BEGIN Data in this exercise

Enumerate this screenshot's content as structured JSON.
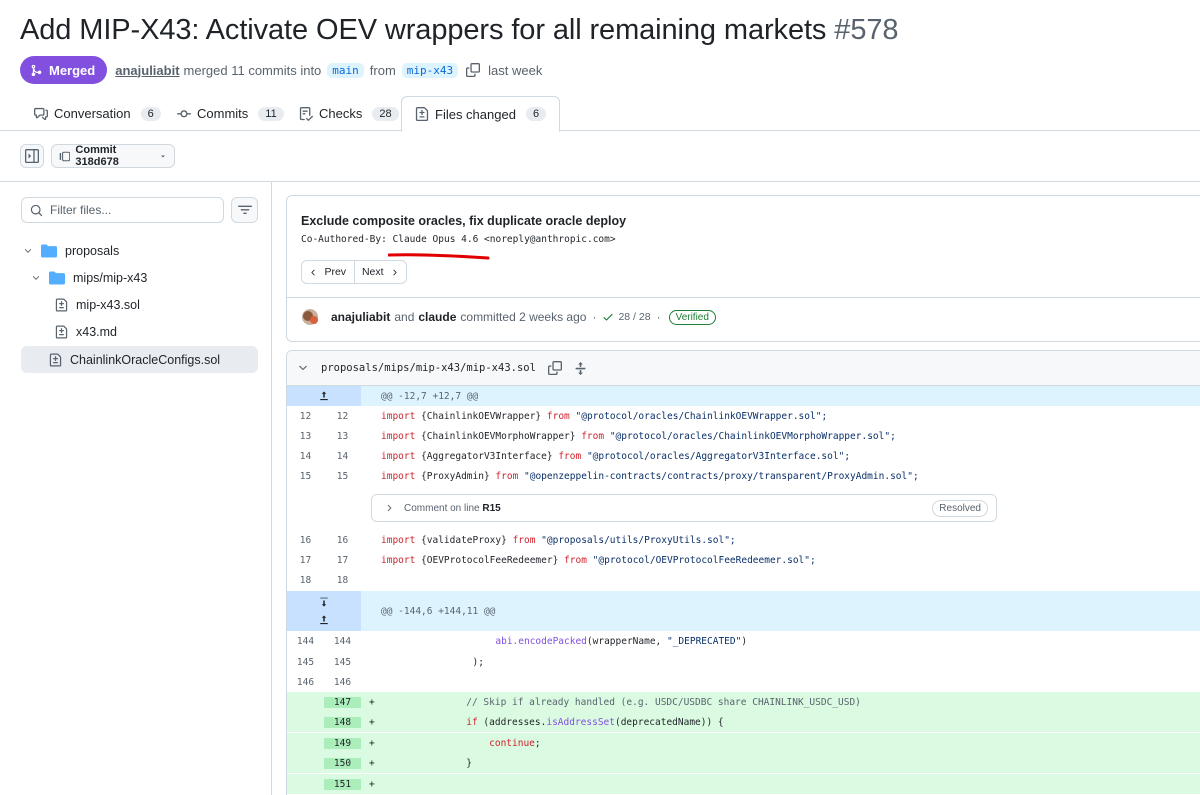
{
  "header": {
    "title": "Add MIP-X43: Activate OEV wrappers for all remaining markets",
    "number": "#578",
    "status": "Merged",
    "author": "anajuliabit",
    "merged_text": "merged 11 commits into",
    "base_branch": "main",
    "from_text": "from",
    "head_branch": "mip-x43",
    "time": "last week"
  },
  "tabs": [
    {
      "label": "Conversation",
      "count": "6",
      "icon": "comment-discussion-icon"
    },
    {
      "label": "Commits",
      "count": "11",
      "icon": "git-commit-icon"
    },
    {
      "label": "Checks",
      "count": "28",
      "icon": "checklist-icon"
    },
    {
      "label": "Files changed",
      "count": "6",
      "icon": "file-diff-icon",
      "active": true
    }
  ],
  "toolbar": {
    "commit_label": "Commit 318d678"
  },
  "sidebar": {
    "filter_placeholder": "Filter files...",
    "tree": [
      {
        "label": "proposals",
        "type": "folder"
      },
      {
        "label": "mips/mip-x43",
        "type": "folder"
      },
      {
        "label": "mip-x43.sol",
        "type": "file"
      },
      {
        "label": "x43.md",
        "type": "file"
      },
      {
        "label": "ChainlinkOracleConfigs.sol",
        "type": "file",
        "selected": true
      }
    ]
  },
  "commit": {
    "title": "Exclude composite oracles, fix duplicate oracle deploy",
    "coauthor_prefix": "Co-Authored-By: ",
    "coauthor_name": "Claude Opus 4.6",
    "coauthor_email": " <noreply@anthropic.com>",
    "prev_label": "Prev",
    "next_label": "Next",
    "author1": "anajuliabit",
    "and_text": "and",
    "author2": "claude",
    "committed_text": "committed 2 weeks ago",
    "dot": "·",
    "checks": "28 / 28",
    "verified": "Verified"
  },
  "diff": {
    "path": "proposals/mips/mip-x43/mip-x43.sol",
    "hunk1": "@@ -12,7 +12,7 @@",
    "hunk2": "@@ -144,6 +144,11 @@",
    "comment_prefix": "Comment on line",
    "comment_line": "R15",
    "resolved": "Resolved",
    "lines": {
      "l12": {
        "old": "12",
        "new": "12",
        "kw": "import",
        "a": " {ChainlinkOEVWrapper} ",
        "from": "from",
        "s": " \"@protocol/oracles/ChainlinkOEVWrapper.sol\";"
      },
      "l13": {
        "old": "13",
        "new": "13",
        "kw": "import",
        "a": " {ChainlinkOEVMorphoWrapper} ",
        "from": "from",
        "s": " \"@protocol/oracles/ChainlinkOEVMorphoWrapper.sol\";"
      },
      "l14": {
        "old": "14",
        "new": "14",
        "kw": "import",
        "a": " {AggregatorV3Interface} ",
        "from": "from",
        "s": " \"@protocol/oracles/AggregatorV3Interface.sol\";"
      },
      "l15": {
        "old": "15",
        "new": "15",
        "kw": "import",
        "a": " {ProxyAdmin} ",
        "from": "from",
        "s": " \"@openzeppelin-contracts/contracts/proxy/transparent/ProxyAdmin.sol\";"
      },
      "l16": {
        "old": "16",
        "new": "16",
        "kw": "import",
        "a": " {validateProxy} ",
        "from": "from",
        "s": " \"@proposals/utils/ProxyUtils.sol\";"
      },
      "l17": {
        "old": "17",
        "new": "17",
        "kw": "import",
        "a": " {OEVProtocolFeeRedeemer} ",
        "from": "from",
        "s": " \"@protocol/OEVProtocolFeeRedeemer.sol\";"
      },
      "l18": {
        "old": "18",
        "new": "18"
      },
      "l144": {
        "old": "144",
        "new": "144",
        "indent": "                    ",
        "fn": "abi.encodePacked",
        "a": "(wrapperName, ",
        "s": "\"_DEPRECATED\"",
        "b": ")"
      },
      "l145": {
        "old": "145",
        "new": "145",
        "code": "                );"
      },
      "l146": {
        "old": "146",
        "new": "146"
      },
      "l147": {
        "new": "147",
        "sign": "+",
        "code": "                // Skip if already handled (e.g. USDC/USDBC share CHAINLINK_USDC_USD)"
      },
      "l148": {
        "new": "148",
        "sign": "+",
        "indent": "                ",
        "kw": "if",
        "a": " (addresses.",
        "fn": "isAddressSet",
        "b": "(deprecatedName)) {"
      },
      "l149": {
        "new": "149",
        "sign": "+",
        "indent": "                    ",
        "kw": "continue",
        "b": ";"
      },
      "l150": {
        "new": "150",
        "sign": "+",
        "code": "                }"
      },
      "l151": {
        "new": "151",
        "sign": "+",
        "code": ""
      }
    }
  },
  "colors": {
    "merged": "#8250df",
    "accent": "#0969da",
    "success": "#1a7f37",
    "annotation": "#e00000"
  }
}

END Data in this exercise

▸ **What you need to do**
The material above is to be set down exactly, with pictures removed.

▸ **Written answer**
Enumerate this screenshot's content as structured JSON.
{
  "header": {
    "title": "Add MIP-X43: Activate OEV wrappers for all remaining markets",
    "number": "#578",
    "status": "Merged",
    "author": "anajuliabit",
    "merged_text": "merged 11 commits into",
    "base_branch": "main",
    "from_text": "from",
    "head_branch": "mip-x43",
    "time": "last week"
  },
  "tabs": [
    {
      "label": "Conversation",
      "count": "6",
      "icon": "comment-discussion-icon"
    },
    {
      "label": "Commits",
      "count": "11",
      "icon": "git-commit-icon"
    },
    {
      "label": "Checks",
      "count": "28",
      "icon": "checklist-icon"
    },
    {
      "label": "Files changed",
      "count": "6",
      "icon": "file-diff-icon",
      "active": true
    }
  ],
  "toolbar": {
    "commit_label": "Commit 318d678"
  },
  "sidebar": {
    "filter_placeholder": "Filter files...",
    "tree": [
      {
        "label": "proposals",
        "type": "folder"
      },
      {
        "label": "mips/mip-x43",
        "type": "folder"
      },
      {
        "label": "mip-x43.sol",
        "type": "file"
      },
      {
        "label": "x43.md",
        "type": "file"
      },
      {
        "label": "ChainlinkOracleConfigs.sol",
        "type": "file",
        "selected": true
      }
    ]
  },
  "commit": {
    "title": "Exclude composite oracles, fix duplicate oracle deploy",
    "coauthor_prefix": "Co-Authored-By: ",
    "coauthor_name": "Claude Opus 4.6",
    "coauthor_email": " <noreply@anthropic.com>",
    "prev_label": "Prev",
    "next_label": "Next",
    "author1": "anajuliabit",
    "and_text": "and",
    "author2": "claude",
    "committed_text": "committed 2 weeks ago",
    "dot": "·",
    "checks": "28 / 28",
    "verified": "Verified"
  },
  "diff": {
    "path": "proposals/mips/mip-x43/mip-x43.sol",
    "hunk1": "@@ -12,7 +12,7 @@",
    "hunk2": "@@ -144,6 +144,11 @@",
    "comment_prefix": "Comment on line",
    "comment_line": "R15",
    "resolved": "Resolved",
    "lines": {
      "l12": {
        "old": "12",
        "new": "12",
        "kw": "import",
        "a": " {ChainlinkOEVWrapper} ",
        "from": "from",
        "s": " \"@protocol/oracles/ChainlinkOEVWrapper.sol\";"
      },
      "l13": {
        "old": "13",
        "new": "13",
        "kw": "import",
        "a": " {ChainlinkOEVMorphoWrapper} ",
        "from": "from",
        "s": " \"@protocol/oracles/ChainlinkOEVMorphoWrapper.sol\";"
      },
      "l14": {
        "old": "14",
        "new": "14",
        "kw": "import",
        "a": " {AggregatorV3Interface} ",
        "from": "from",
        "s": " \"@protocol/oracles/AggregatorV3Interface.sol\";"
      },
      "l15": {
        "old": "15",
        "new": "15",
        "kw": "import",
        "a": " {ProxyAdmin} ",
        "from": "from",
        "s": " \"@openzeppelin-contracts/contracts/proxy/transparent/ProxyAdmin.sol\";"
      },
      "l16": {
        "old": "16",
        "new": "16",
        "kw": "import",
        "a": " {validateProxy} ",
        "from": "from",
        "s": " \"@proposals/utils/ProxyUtils.sol\";"
      },
      "l17": {
        "old": "17",
        "new": "17",
        "kw": "import",
        "a": " {OEVProtocolFeeRedeemer} ",
        "from": "from",
        "s": " \"@protocol/OEVProtocolFeeRedeemer.sol\";"
      },
      "l18": {
        "old": "18",
        "new": "18"
      },
      "l144": {
        "old": "144",
        "new": "144",
        "indent": "                    ",
        "fn": "abi.encodePacked",
        "a": "(wrapperName, ",
        "s": "\"_DEPRECATED\"",
        "b": ")"
      },
      "l145": {
        "old": "145",
        "new": "145",
        "code": "                );"
      },
      "l146": {
        "old": "146",
        "new": "146"
      },
      "l147": {
        "new": "147",
        "sign": "+",
        "code": "                // Skip if already handled (e.g. USDC/USDBC share CHAINLINK_USDC_USD)"
      },
      "l148": {
        "new": "148",
        "sign": "+",
        "indent": "                ",
        "kw": "if",
        "a": " (addresses.",
        "fn": "isAddressSet",
        "b": "(deprecatedName)) {"
      },
      "l149": {
        "new": "149",
        "sign": "+",
        "indent": "                    ",
        "kw": "continue",
        "b": ";"
      },
      "l150": {
        "new": "150",
        "sign": "+",
        "code": "                }"
      },
      "l151": {
        "new": "151",
        "sign": "+",
        "code": ""
      }
    }
  },
  "colors": {
    "merged": "#8250df",
    "accent": "#0969da",
    "success": "#1a7f37",
    "annotation": "#e00000"
  }
}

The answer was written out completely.